Under Lord Shaftesbury's leadership, the Whigs in the Parliament of England wished to exclude the Duke of York from the throne due to his Roman Catholicism, his favouring of monarchical absolutism, his connections to France. They believed the heir presumptive, if allowed to inherit the throne, would endanger the Protestant religion and property; the first Exclusion Bill was supported by a substantial majority on its second reading in May 1679. In response, King Charles prorogued Parliament and dissolved it, but the subsequent elections in August and September saw the Whigs' strength increase; this new parliament did not meet for thirteen months, because Charles wanted to give passions a chance to die down. When it met in October 1680, an Exclusion Bill was introduced and passed in the Commons without major resistance, but was rejected in the Lords. Charles dissolved Parliament in January 1681, but the Whigs did not suffer serious losses in the ensuing election; the next Parliament first met in March at Oxford, but Charles dissolved it after only a few days, when he made an appeal to the country against the Whigs and determined to rule without Parliament.

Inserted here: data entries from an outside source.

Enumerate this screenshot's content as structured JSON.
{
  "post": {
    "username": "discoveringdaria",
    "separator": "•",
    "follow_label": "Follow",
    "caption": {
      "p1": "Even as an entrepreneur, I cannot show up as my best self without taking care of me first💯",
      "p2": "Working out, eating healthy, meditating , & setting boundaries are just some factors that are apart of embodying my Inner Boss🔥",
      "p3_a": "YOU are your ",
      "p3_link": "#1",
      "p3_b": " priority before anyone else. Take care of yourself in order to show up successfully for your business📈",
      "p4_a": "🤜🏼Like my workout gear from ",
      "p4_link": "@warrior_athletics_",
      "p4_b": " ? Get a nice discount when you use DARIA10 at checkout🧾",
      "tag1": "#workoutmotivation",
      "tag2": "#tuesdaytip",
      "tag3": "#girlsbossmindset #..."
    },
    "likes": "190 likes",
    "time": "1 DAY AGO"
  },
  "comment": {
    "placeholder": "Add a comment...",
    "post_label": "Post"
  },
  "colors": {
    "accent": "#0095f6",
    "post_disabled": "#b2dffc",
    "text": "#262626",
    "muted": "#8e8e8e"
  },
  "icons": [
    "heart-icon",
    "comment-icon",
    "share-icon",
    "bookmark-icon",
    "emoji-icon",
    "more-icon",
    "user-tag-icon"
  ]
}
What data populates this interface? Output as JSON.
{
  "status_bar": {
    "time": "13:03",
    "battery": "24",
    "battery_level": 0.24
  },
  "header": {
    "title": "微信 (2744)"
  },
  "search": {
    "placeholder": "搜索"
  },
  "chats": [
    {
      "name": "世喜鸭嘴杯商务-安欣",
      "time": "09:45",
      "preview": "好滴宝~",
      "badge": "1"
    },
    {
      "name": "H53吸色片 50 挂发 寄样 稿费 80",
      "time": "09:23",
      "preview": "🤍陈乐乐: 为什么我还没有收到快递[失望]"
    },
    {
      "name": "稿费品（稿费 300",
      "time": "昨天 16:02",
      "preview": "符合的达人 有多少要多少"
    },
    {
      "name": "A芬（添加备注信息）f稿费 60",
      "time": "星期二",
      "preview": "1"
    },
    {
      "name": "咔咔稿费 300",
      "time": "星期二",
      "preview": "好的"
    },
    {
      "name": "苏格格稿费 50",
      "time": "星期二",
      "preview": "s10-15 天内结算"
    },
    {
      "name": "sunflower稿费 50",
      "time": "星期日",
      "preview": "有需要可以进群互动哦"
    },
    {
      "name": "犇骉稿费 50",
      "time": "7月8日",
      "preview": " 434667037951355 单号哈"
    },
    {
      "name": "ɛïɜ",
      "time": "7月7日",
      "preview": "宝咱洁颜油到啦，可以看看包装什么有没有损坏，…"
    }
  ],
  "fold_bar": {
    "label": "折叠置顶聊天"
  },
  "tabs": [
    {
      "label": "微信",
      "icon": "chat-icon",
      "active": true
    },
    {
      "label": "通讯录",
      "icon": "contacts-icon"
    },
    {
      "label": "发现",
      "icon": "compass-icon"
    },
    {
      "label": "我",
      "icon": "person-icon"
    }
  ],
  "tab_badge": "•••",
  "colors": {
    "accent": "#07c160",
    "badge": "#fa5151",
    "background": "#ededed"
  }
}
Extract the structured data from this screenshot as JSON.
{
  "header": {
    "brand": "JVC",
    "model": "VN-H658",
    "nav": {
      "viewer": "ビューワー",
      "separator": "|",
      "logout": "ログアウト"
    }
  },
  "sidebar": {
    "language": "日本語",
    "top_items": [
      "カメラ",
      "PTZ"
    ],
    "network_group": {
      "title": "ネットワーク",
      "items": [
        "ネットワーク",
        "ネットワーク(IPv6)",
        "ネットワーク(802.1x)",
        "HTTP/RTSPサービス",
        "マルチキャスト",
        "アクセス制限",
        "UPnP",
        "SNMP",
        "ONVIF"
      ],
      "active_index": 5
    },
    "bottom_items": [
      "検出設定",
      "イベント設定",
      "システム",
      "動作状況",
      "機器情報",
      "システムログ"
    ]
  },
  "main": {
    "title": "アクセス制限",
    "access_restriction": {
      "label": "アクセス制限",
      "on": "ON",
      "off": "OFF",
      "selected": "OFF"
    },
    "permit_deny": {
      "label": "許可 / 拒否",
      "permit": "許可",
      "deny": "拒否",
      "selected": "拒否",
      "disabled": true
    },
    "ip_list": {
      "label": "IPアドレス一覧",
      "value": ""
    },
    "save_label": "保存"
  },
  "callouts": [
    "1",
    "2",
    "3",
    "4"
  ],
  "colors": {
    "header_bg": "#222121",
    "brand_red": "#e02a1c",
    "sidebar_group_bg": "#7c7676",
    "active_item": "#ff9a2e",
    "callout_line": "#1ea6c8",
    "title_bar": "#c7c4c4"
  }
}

In February, Charles had made a deal with the French King Louis XIV, who promised to support him against the Whigs. Without Parliament, the Whigs crumbled due to government repression following the discovery of the Rye House Plot; the Whig peers, the Earl of Melville, the Earl of Leven, Lord Shaftesbury, Charles II's illegitimate son the Duke of Monmouth, being implicated, fled to and regrouped in the United Provinces. Algernon Sidney, Sir Thomas Armstrong and William Russell, Lord Russell, were executed for treason; the Earl of Essex committed suicide in the Tower of London over his arrest for treason, whilst Lord Grey of Werke escaped from the Tower. After the Glorious Revolution of 1688, Queen Mary II and King William III governed with both Whigs and Tories, despite the fact that many of the Tories still supported the deposed Roman Catholic James II. William saw that the Tories were friendlier to royal authority than the Whigs and he employed both groups in his government, his early ministry was Tory, but the government came to be dominated by the so-called Junto Whig